Recently we watched a film on Netflix which I had come across while looking through their offerings. I didn't know anything about it but as soon as it began I remembered something. One for the Money was based on a book by the author Janet Evanovich, whose books I had seen around and remembered as a successful author but was vague on what she wrote.
The film was kind of cute as it starred the lovely Kathleen Heigl who is always a pleasure to watch. The other characters (two hunky kind of heroes) were not as well known to me other than Debbie Reynolds as her grandmother and Sherri Shepherd who played a secondary character, Lulu, but is better known for being on The View.
As soon as I heard the name of the bounty hunter heroine, Stephanie Plum, I figured that this book, written in 1994, was intended to be part of a series. Some research after the film told me that Evanovich has written now 19 books with Plum as her heroine. Her last one landed instantly at the top of the NY Times bestseller list. She's obviously doing something right.
Not for me. I won't be buying the books and wouldn't likely watch another movie based on them; but when I see something like this, as a writer, I always wonder what that writer did right. What made it work for so many people? Can I learn from what she did to maybe write something that would likewise appeal to more readers? These stories are mystery/adventures not romances even though there is male female interaction-- and the torsos on those male heroes-- oh my.
What I think works is the family relationships, that this heroine seems like an ordinary woman (even if more beautiful than the average) who can then do these daring things, seeing her succeed, and the humor (although the grandmother shooting the holiday dinner turkey didn't seem funny to me). The stories are based in Trenton, New Jersey, where there is a tight family and also the broader community of which the heroine is part (and from which Evanovich also has come).

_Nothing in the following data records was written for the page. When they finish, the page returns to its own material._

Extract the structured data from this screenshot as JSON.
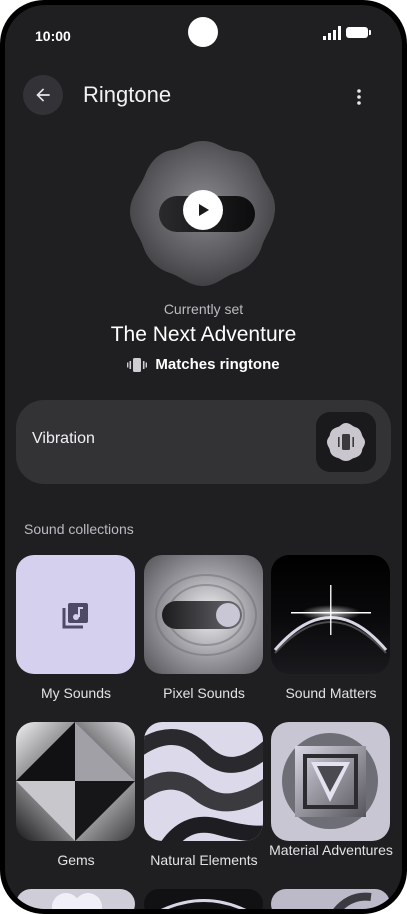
{
  "status": {
    "time": "10:00"
  },
  "header": {
    "title": "Ringtone"
  },
  "current": {
    "label": "Currently set",
    "name": "The Next Adventure",
    "vibration_match": "Matches ringtone"
  },
  "vibration": {
    "label": "Vibration"
  },
  "collections": {
    "title": "Sound collections",
    "items": [
      {
        "label": "My Sounds"
      },
      {
        "label": "Pixel Sounds"
      },
      {
        "label": "Sound Matters"
      },
      {
        "label": "Gems"
      },
      {
        "label": "Natural Elements"
      },
      {
        "label": "Material Adventures"
      }
    ]
  },
  "colors": {
    "background": "#1f1f21",
    "card": "#333336",
    "accent_tile": "#d6d0ef"
  },
  "icons": [
    "back-arrow-icon",
    "more-vert-icon",
    "play-icon",
    "vibration-icon",
    "music-library-icon"
  ]
}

Janet Evanovich was a romance writer who decided she liked better the action part of her stories than the sexy parts. She had a reputation as a romance writer and to jump genres takes some toughness. She did serious research into what it would take to be a bounty hunter, weapons, cases, the investigations, etc. She uses that in her books as well as the family interactions and the attraction Plum has with either of those two hunky heroes.
I looked at the reader reviews for her last book, the one that was an instant best seller, and some of the readers who had stuck with her are getting tired of the same old same old. It's not easy to turn out almost twenty books without finding some repetition. In that length of time, stringing out the reader for which man the heroine will choose (if either) sounds a little like Matt and Miss Kitty from the old Gunsmoke TV series. Haven't we gotten past that and why can't Plum figure out who she really wants-- if either? Doesn't that smack of some heroine immaturity as well as hanging the readers out there?
As I thought about the plot in One for the Money, which I am assuming is the plot in its book, I felt it had a lot of phoniness. Through naivete or dumbness, Plum is constantly nearly getting killed and some fluke saves her or in steps one of the heroes to fix whatever she goofed up. I simply cannot get into such a book and can't imagine spending months writing about such a woman. She is the romance heroine in the worst way but without the romance-- sex does NOT equal romance.
What I wondered was Stephanie Plum Janet Evanovich's alter ego? It's not the life Evanovich lives but it's not unusual for authors to relate to one of their characters-- especially if you are going to live with that fictional character for nearly twenty years.
In my own books, the most I have linked together are three (loosely and without the same hero or heroines in each), but I can see the merit of creating such a series as it's a ready made audience for your next book. Except-- how you avoid being bored with it? Maybe when the heroine is you living this alternate lifestyle?
Anyway, I liked the film better than the critics but won't be reading the book to figure out more of how she has gained such popularity-- unless I can get it used at Bookman's when I am next in Tucson. I don't think I could do her kind of story; but since this blog is intended to encourage other writers who might have the potential to write such a series, it's something to think about. Series writing can be the way to go for building a readership and clearly Evanovich has done something right in hers; but I've said often and repeat again-- a writer can only write what is in them. And when you have to spend months or even years with these characters, it's important readers will like them but even more that you do.